The sense on Capitol Hill in recent days is that the 12 lawmakers on the panel have made little progress on such knotty issues as entitlements and taxes, and that talks had a surprising lack of urgency.

And with only one weekend left before the group’s deadline, there was even some doubt over whether at least one of the House Democrats on the panel, Rep. James Clyburn (S.C.), would even be in Washington as talks continued. Asked if he’ll be here this weekend, Clyburn said, “I hope not.”

“I haven’t discussed [Clyburn’s] weekend plans,” said Rep. Chris Van Hollen (D-Md.), another supercommittee member. “But one thing I do know: He’ll be available for any discussions. All I can do is speak for myself. I’m going to be here.”

Becerra rejected the idea that there’s a lack of urgency surrounding the talks.

“I don’t know where you guys have been,” he said. “We’ve been put on call, and we’re available. I’m not going anywhere this weekend.”

Hensarling said members met Thursday night to discuss new ideas and would resume talks on Friday.

“Today, members of the Joint Select Committee — Republicans and Democrats — will again gather to try to find common ground,” Hensarling said. “If an agreement is not reached today between members of the Joint Select Committee, Democrats and Republicans will meet through the weekend.”

Speaking to reporters after a meeting of the House Democratic Caucus, Van Hollen said he and other supercommittee members had also told their colleagues they were still making every effort to find an agreement that combined tough cuts with new revenues, while also looking to spark job creation.

“I don’t know about tensions [rising],” Van Hollen said, after being asked if the stress level was increasing among supercommittee members. “But certainly as you get toward the midnight hour, the pressure goes up.”

In an interview with Bloomberg Television, Van Hollen said members were focused on getting the minimum $1.2 trillion deal and that a larger package would be “difficult.” He also highlighted the tiny window of time the members now have to come to an accord.

“By tonight, we really have to have most of whatever could be agreed to to the Congressional Budget Office,” Van Hollen said in the Bloomberg interview. “That can be amended over the weekend, but this is the 11th hour.”

After their caucus meeting, House Democratic leaders stressed that they did not wish to see the supercommittee fall short, saying the failure of the panel to reach a grand bargain, including huge investments in infrastructure spending, would be a missed opportunity to jumpstart the economy.

“I never see failure as the best option,” said Rep. John Larson (Conn.), chairman of the House Democratic caucus. “Democrats continue to believe that job creation is the best answer.”

Democrats also suggested that they would not consent to a deal just for a deal’s sake — especially if that pact were modeled after proposals already outlined by supercommittee Republicans.

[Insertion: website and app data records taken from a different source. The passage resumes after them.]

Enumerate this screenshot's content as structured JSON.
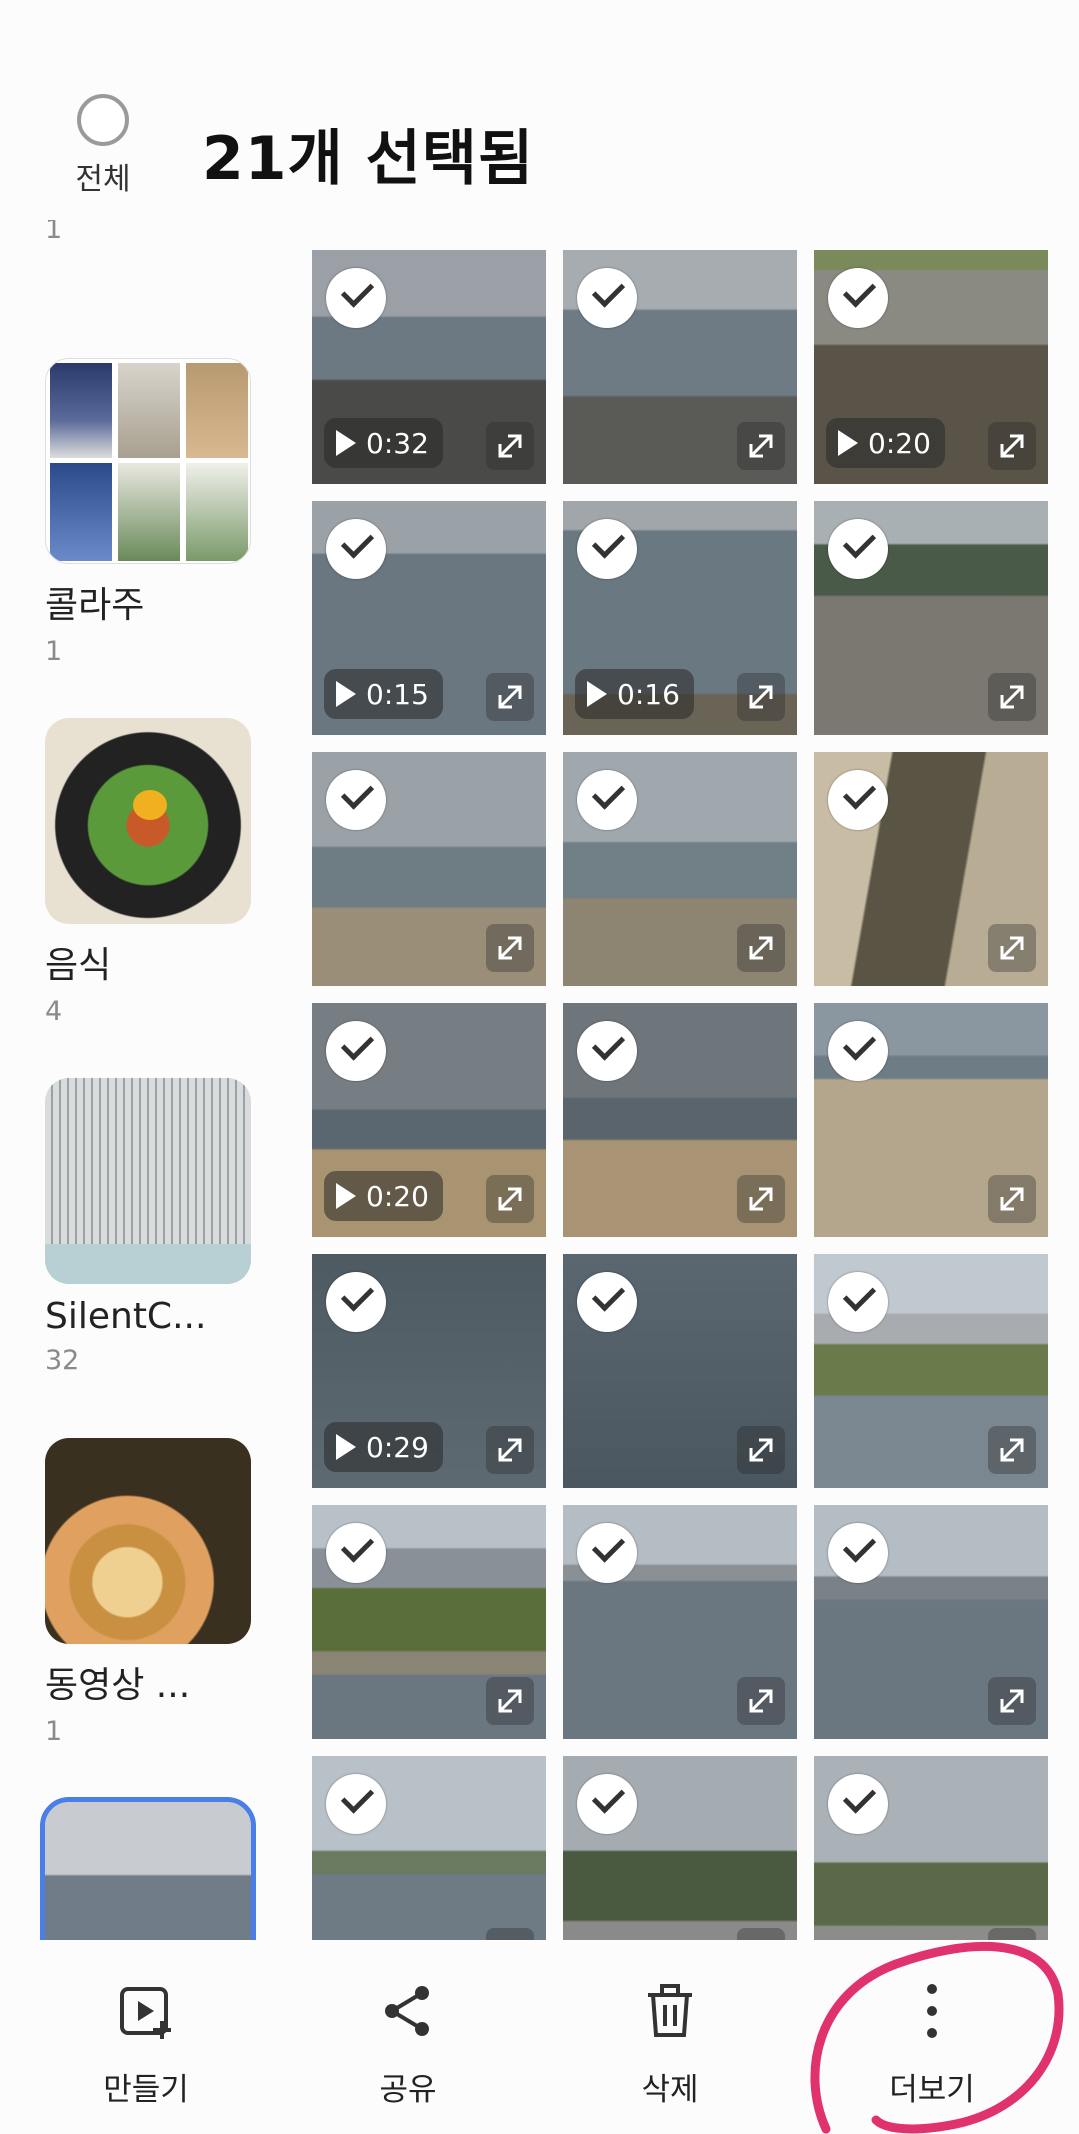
{
  "header": {
    "select_all_label": "전체",
    "title": "21개 선택됨"
  },
  "sidebar": {
    "albums": [
      {
        "name": "",
        "count": "1",
        "thumb": "partial-album"
      },
      {
        "name": "콜라주",
        "count": "1",
        "thumb": "collage"
      },
      {
        "name": "음식",
        "count": "4",
        "thumb": "food-bowl"
      },
      {
        "name": "SilentC...",
        "count": "32",
        "thumb": "document-page"
      },
      {
        "name": "동영상 ...",
        "count": "1",
        "thumb": "bibimbap"
      },
      {
        "name": "",
        "count": "",
        "thumb": "sea-rocks",
        "selected": true
      }
    ]
  },
  "grid": {
    "tiles": [
      {
        "scene": "sea-rocks",
        "checked": true,
        "video": true,
        "duration": "0:32"
      },
      {
        "scene": "sea-rocks-2",
        "checked": true,
        "video": false,
        "duration": ""
      },
      {
        "scene": "rocky-shore",
        "checked": true,
        "video": true,
        "duration": "0:20"
      },
      {
        "scene": "sea-calm",
        "checked": true,
        "video": true,
        "duration": "0:15"
      },
      {
        "scene": "sea-buoy",
        "checked": true,
        "video": true,
        "duration": "0:16"
      },
      {
        "scene": "coast-buildings",
        "checked": true,
        "video": false,
        "duration": ""
      },
      {
        "scene": "beach-rocks",
        "checked": true,
        "video": false,
        "duration": ""
      },
      {
        "scene": "beach-rocks-2",
        "checked": true,
        "video": false,
        "duration": ""
      },
      {
        "scene": "stream-sand",
        "checked": true,
        "video": false,
        "duration": ""
      },
      {
        "scene": "beach-people",
        "checked": true,
        "video": true,
        "duration": "0:20"
      },
      {
        "scene": "dolphin-statue",
        "checked": true,
        "video": false,
        "duration": ""
      },
      {
        "scene": "dolphin-statue-2",
        "checked": true,
        "video": false,
        "duration": ""
      },
      {
        "scene": "water-birds",
        "checked": true,
        "video": true,
        "duration": "0:29"
      },
      {
        "scene": "water-post",
        "checked": true,
        "video": false,
        "duration": ""
      },
      {
        "scene": "city-reeds",
        "checked": true,
        "video": false,
        "duration": ""
      },
      {
        "scene": "reeds-city",
        "checked": true,
        "video": false,
        "duration": ""
      },
      {
        "scene": "lake-city",
        "checked": true,
        "video": false,
        "duration": ""
      },
      {
        "scene": "lake-city-2",
        "checked": true,
        "video": false,
        "duration": ""
      },
      {
        "scene": "lake-city-3",
        "checked": true,
        "video": false,
        "duration": ""
      },
      {
        "scene": "sculpture-fountain",
        "checked": true,
        "video": false,
        "duration": ""
      },
      {
        "scene": "sculpture-fountain-2",
        "checked": true,
        "video": false,
        "duration": ""
      }
    ]
  },
  "bottom_bar": {
    "actions": [
      {
        "label": "만들기",
        "icon": "create-icon"
      },
      {
        "label": "공유",
        "icon": "share-icon"
      },
      {
        "label": "삭제",
        "icon": "delete-icon"
      },
      {
        "label": "더보기",
        "icon": "more-icon"
      }
    ]
  },
  "colors": {
    "selected_album_outline": "#4a7fe8",
    "annotation": "#e0326e"
  }
}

Van Hollen also pushed back against suggestions from Republicans that the across-the-board cuts could be watered down if the supercommittee does not reach a deal.

“That’s just trying to re-engineer an agreement that has already been reached,” he said.

The major GOP supercommittee proposal, from Sen. Pat Toomey (Pa.), would raise hundreds of billions of dollars in fresh revenues and entitlement cuts. But it would also permanently lock in the Bush-era tax cuts, and push to reduce rates even further.

By contrast, Democrats on the panel have said they will accept the amount of upfront revenues that Republicans have proposed, but only if they drop the demand to lock in the Bush-era tax cuts.

“Apparently, the Toomey proposal is a hedge fund manager sees his rate go down to 28, but a person who’s 63 doesn’t get Medicare,” said Rep. Rob Andrews (D-N.J.). “That’s pretty outrageous. We’re not going to make a deal on those grounds.”

At Friday’s caucus meeting, Democrats said, members were given polling information that showed the American public wishes to protect entitlement programs.

“Overwhelmingly, everyone in America believes that cutting Social Security and Medicare is a really bad idea,” said Rep. Jan Schakowsky (D-Ill.). “That includes people who define themselves as fiscal conservatives, as Republicans, as independents.”